[Required action] Please return all the records exactly, with nothing left out.

[Data records]
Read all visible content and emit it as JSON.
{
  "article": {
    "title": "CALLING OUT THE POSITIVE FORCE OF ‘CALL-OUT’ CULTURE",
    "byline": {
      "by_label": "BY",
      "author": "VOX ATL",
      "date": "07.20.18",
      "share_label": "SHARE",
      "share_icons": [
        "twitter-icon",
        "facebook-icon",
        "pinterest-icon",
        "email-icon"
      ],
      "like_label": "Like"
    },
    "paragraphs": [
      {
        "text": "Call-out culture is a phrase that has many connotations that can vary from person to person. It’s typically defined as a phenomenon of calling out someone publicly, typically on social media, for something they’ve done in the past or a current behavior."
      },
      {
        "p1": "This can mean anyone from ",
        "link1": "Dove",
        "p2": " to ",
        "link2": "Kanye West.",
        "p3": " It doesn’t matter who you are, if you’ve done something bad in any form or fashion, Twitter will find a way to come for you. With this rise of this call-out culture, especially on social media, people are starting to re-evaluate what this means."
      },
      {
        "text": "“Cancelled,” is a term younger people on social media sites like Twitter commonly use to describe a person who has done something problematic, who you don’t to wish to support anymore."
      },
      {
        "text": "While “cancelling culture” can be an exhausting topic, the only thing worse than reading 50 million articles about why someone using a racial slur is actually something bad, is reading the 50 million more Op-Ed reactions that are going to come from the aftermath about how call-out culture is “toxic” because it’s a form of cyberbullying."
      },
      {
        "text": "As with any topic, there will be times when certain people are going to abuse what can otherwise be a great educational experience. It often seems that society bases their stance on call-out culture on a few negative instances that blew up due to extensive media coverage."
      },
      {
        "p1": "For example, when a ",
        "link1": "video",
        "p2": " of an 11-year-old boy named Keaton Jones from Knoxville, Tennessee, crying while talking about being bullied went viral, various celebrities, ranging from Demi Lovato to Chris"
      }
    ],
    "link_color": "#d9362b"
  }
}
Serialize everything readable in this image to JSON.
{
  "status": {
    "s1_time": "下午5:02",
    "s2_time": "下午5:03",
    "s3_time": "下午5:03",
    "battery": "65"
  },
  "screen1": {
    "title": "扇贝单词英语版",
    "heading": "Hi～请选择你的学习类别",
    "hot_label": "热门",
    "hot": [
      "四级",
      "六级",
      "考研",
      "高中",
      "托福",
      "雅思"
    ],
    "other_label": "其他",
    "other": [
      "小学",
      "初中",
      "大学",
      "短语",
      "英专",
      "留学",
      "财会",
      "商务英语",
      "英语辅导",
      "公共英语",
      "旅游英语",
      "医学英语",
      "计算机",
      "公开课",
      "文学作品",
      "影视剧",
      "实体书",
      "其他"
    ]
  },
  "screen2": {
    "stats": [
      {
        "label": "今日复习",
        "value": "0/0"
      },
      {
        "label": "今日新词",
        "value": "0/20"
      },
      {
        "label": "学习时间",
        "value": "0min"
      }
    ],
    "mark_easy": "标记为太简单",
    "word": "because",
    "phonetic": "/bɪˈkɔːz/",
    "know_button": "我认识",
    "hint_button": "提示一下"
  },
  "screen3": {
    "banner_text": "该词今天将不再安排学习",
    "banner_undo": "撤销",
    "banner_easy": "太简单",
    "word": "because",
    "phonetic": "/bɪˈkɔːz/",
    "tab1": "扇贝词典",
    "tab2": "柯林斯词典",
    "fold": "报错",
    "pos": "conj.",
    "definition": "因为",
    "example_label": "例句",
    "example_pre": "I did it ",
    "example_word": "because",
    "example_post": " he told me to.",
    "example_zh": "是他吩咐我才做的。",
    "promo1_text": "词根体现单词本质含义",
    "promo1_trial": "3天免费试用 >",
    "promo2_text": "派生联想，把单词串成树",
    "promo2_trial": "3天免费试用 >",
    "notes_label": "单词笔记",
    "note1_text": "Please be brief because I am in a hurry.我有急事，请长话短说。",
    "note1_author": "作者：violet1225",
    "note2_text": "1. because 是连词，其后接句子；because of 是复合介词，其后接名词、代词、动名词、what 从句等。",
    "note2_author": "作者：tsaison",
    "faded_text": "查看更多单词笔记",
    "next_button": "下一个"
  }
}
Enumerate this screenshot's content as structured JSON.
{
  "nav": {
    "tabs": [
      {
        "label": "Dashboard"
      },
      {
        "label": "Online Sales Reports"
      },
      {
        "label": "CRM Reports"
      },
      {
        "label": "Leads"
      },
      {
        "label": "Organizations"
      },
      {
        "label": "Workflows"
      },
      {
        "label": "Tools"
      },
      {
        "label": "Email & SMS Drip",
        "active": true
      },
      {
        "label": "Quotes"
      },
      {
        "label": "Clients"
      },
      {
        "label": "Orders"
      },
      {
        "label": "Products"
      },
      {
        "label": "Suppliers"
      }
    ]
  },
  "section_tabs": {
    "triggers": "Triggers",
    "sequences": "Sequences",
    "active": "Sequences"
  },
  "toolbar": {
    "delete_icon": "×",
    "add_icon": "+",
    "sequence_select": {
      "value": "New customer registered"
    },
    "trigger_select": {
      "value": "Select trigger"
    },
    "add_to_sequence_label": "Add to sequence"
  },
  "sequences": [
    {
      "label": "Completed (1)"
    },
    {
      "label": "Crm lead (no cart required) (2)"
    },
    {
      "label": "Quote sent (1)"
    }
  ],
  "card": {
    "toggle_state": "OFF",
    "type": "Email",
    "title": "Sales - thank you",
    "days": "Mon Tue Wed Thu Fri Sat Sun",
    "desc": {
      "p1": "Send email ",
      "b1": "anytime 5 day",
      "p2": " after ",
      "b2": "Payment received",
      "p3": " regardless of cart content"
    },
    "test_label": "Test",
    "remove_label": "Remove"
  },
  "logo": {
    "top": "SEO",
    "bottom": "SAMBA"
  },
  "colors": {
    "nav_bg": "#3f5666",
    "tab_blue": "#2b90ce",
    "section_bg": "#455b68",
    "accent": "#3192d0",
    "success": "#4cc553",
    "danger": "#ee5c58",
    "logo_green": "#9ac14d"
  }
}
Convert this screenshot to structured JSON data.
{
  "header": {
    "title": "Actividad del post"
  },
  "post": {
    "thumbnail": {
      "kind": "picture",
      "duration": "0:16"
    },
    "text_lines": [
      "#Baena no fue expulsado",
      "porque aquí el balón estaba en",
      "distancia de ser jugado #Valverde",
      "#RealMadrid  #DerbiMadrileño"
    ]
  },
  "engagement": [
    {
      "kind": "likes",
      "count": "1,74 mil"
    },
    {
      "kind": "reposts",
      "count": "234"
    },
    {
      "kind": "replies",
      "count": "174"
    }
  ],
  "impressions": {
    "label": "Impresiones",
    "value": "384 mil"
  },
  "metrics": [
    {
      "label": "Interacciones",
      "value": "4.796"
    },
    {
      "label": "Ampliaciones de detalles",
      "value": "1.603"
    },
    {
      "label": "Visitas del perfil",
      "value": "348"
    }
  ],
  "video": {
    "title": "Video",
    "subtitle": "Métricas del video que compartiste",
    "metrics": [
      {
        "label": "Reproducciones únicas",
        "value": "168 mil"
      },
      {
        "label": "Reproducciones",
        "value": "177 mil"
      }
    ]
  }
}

[Response below]
Read all visible content and emit it as JSON.
{
  "article": {
    "title": "CALLING OUT THE POSITIVE FORCE OF ‘CALL-OUT’ CULTURE",
    "byline": {
      "by_label": "BY",
      "author": "VOX ATL",
      "date": "07.20.18",
      "share_label": "SHARE",
      "share_icons": [
        "twitter-icon",
        "facebook-icon",
        "pinterest-icon",
        "email-icon"
      ],
      "like_label": "Like"
    },
    "paragraphs": [
      {
        "text": "Call-out culture is a phrase that has many connotations that can vary from person to person. It’s typically defined as a phenomenon of calling out someone publicly, typically on social media, for something they’ve done in the past or a current behavior."
      },
      {
        "p1": "This can mean anyone from ",
        "link1": "Dove",
        "p2": " to ",
        "link2": "Kanye West.",
        "p3": " It doesn’t matter who you are, if you’ve done something bad in any form or fashion, Twitter will find a way to come for you. With this rise of this call-out culture, especially on social media, people are starting to re-evaluate what this means."
      },
      {
        "text": "“Cancelled,” is a term younger people on social media sites like Twitter commonly use to describe a person who has done something problematic, who you don’t to wish to support anymore."
      },
      {
        "text": "While “cancelling culture” can be an exhausting topic, the only thing worse than reading 50 million articles about why someone using a racial slur is actually something bad, is reading the 50 million more Op-Ed reactions that are going to come from the aftermath about how call-out culture is “toxic” because it’s a form of cyberbullying."
      },
      {
        "text": "As with any topic, there will be times when certain people are going to abuse what can otherwise be a great educational experience. It often seems that society bases their stance on call-out culture on a few negative instances that blew up due to extensive media coverage."
      },
      {
        "p1": "For example, when a ",
        "link1": "video",
        "p2": " of an 11-year-old boy named Keaton Jones from Knoxville, Tennessee, crying while talking about being bullied went viral, various celebrities, ranging from Demi Lovato to Chris"
      }
    ],
    "link_color": "#d9362b"
  }
}
Serialize everything readable in this image to JSON.
{
  "status": {
    "s1_time": "下午5:02",
    "s2_time": "下午5:03",
    "s3_time": "下午5:03",
    "battery": "65"
  },
  "screen1": {
    "title": "扇贝单词英语版",
    "heading": "Hi～请选择你的学习类别",
    "hot_label": "热门",
    "hot": [
      "四级",
      "六级",
      "考研",
      "高中",
      "托福",
      "雅思"
    ],
    "other_label": "其他",
    "other": [
      "小学",
      "初中",
      "大学",
      "短语",
      "英专",
      "留学",
      "财会",
      "商务英语",
      "英语辅导",
      "公共英语",
      "旅游英语",
      "医学英语",
      "计算机",
      "公开课",
      "文学作品",
      "影视剧",
      "实体书",
      "其他"
    ]
  },
  "screen2": {
    "stats": [
      {
        "label": "今日复习",
        "value": "0/0"
      },
      {
        "label": "今日新词",
        "value": "0/20"
      },
      {
        "label": "学习时间",
        "value": "0min"
      }
    ],
    "mark_easy": "标记为太简单",
    "word": "because",
    "phonetic": "/bɪˈkɔːz/",
    "know_button": "我认识",
    "hint_button": "提示一下"
  },
  "screen3": {
    "banner_text": "该词今天将不再安排学习",
    "banner_undo": "撤销",
    "banner_easy": "太简单",
    "word": "because",
    "phonetic": "/bɪˈkɔːz/",
    "tab1": "扇贝词典",
    "tab2": "柯林斯词典",
    "fold": "报错",
    "pos": "conj.",
    "definition": "因为",
    "example_label": "例句",
    "example_pre": "I did it ",
    "example_word": "because",
    "example_post": " he told me to.",
    "example_zh": "是他吩咐我才做的。",
    "promo1_text": "词根体现单词本质含义",
    "promo1_trial": "3天免费试用 >",
    "promo2_text": "派生联想，把单词串成树",
    "promo2_trial": "3天免费试用 >",
    "notes_label": "单词笔记",
    "note1_text": "Please be brief because I am in a hurry.我有急事，请长话短说。",
    "note1_author": "作者：violet1225",
    "note2_text": "1. because 是连词，其后接句子；because of 是复合介词，其后接名词、代词、动名词、what 从句等。",
    "note2_author": "作者：tsaison",
    "faded_text": "查看更多单词笔记",
    "next_button": "下一个"
  }
}
Enumerate this screenshot's content as structured JSON.
{
  "nav": {
    "tabs": [
      {
        "label": "Dashboard"
      },
      {
        "label": "Online Sales Reports"
      },
      {
        "label": "CRM Reports"
      },
      {
        "label": "Leads"
      },
      {
        "label": "Organizations"
      },
      {
        "label": "Workflows"
      },
      {
        "label": "Tools"
      },
      {
        "label": "Email & SMS Drip",
        "active": true
      },
      {
        "label": "Quotes"
      },
      {
        "label": "Clients"
      },
      {
        "label": "Orders"
      },
      {
        "label": "Products"
      },
      {
        "label": "Suppliers"
      }
    ]
  },
  "section_tabs": {
    "triggers": "Triggers",
    "sequences": "Sequences",
    "active": "Sequences"
  },
  "toolbar": {
    "delete_icon": "×",
    "add_icon": "+",
    "sequence_select": {
      "value": "New customer registered"
    },
    "trigger_select": {
      "value": "Select trigger"
    },
    "add_to_sequence_label": "Add to sequence"
  },
  "sequences": [
    {
      "label": "Completed (1)"
    },
    {
      "label": "Crm lead (no cart required) (2)"
    },
    {
      "label": "Quote sent (1)"
    }
  ],
  "card": {
    "toggle_state": "OFF",
    "type": "Email",
    "title": "Sales - thank you",
    "days": "Mon Tue Wed Thu Fri Sat Sun",
    "desc": {
      "p1": "Send email ",
      "b1": "anytime 5 day",
      "p2": " after ",
      "b2": "Payment received",
      "p3": " regardless of cart content"
    },
    "test_label": "Test",
    "remove_label": "Remove"
  },
  "logo": {
    "top": "SEO",
    "bottom": "SAMBA"
  },
  "colors": {
    "nav_bg": "#3f5666",
    "tab_blue": "#2b90ce",
    "section_bg": "#455b68",
    "accent": "#3192d0",
    "success": "#4cc553",
    "danger": "#ee5c58",
    "logo_green": "#9ac14d"
  }
}
Convert this screenshot to structured JSON data.
{
  "header": {
    "title": "Actividad del post"
  },
  "post": {
    "thumbnail": {
      "kind": "picture",
      "duration": "0:16"
    },
    "text_lines": [
      "#Baena no fue expulsado",
      "porque aquí el balón estaba en",
      "distancia de ser jugado #Valverde",
      "#RealMadrid  #DerbiMadrileño"
    ]
  },
  "engagement": [
    {
      "kind": "likes",
      "count": "1,74 mil"
    },
    {
      "kind": "reposts",
      "count": "234"
    },
    {
      "kind": "replies",
      "count": "174"
    }
  ],
  "impressions": {
    "label": "Impresiones",
    "value": "384 mil"
  },
  "metrics": [
    {
      "label": "Interacciones",
      "value": "4.796"
    },
    {
      "label": "Ampliaciones de detalles",
      "value": "1.603"
    },
    {
      "label": "Visitas del perfil",
      "value": "348"
    }
  ],
  "video": {
    "title": "Video",
    "subtitle": "Métricas del video que compartiste",
    "metrics": [
      {
        "label": "Reproducciones únicas",
        "value": "168 mil"
      },
      {
        "label": "Reproducciones",
        "value": "177 mil"
      }
    ]
  }
}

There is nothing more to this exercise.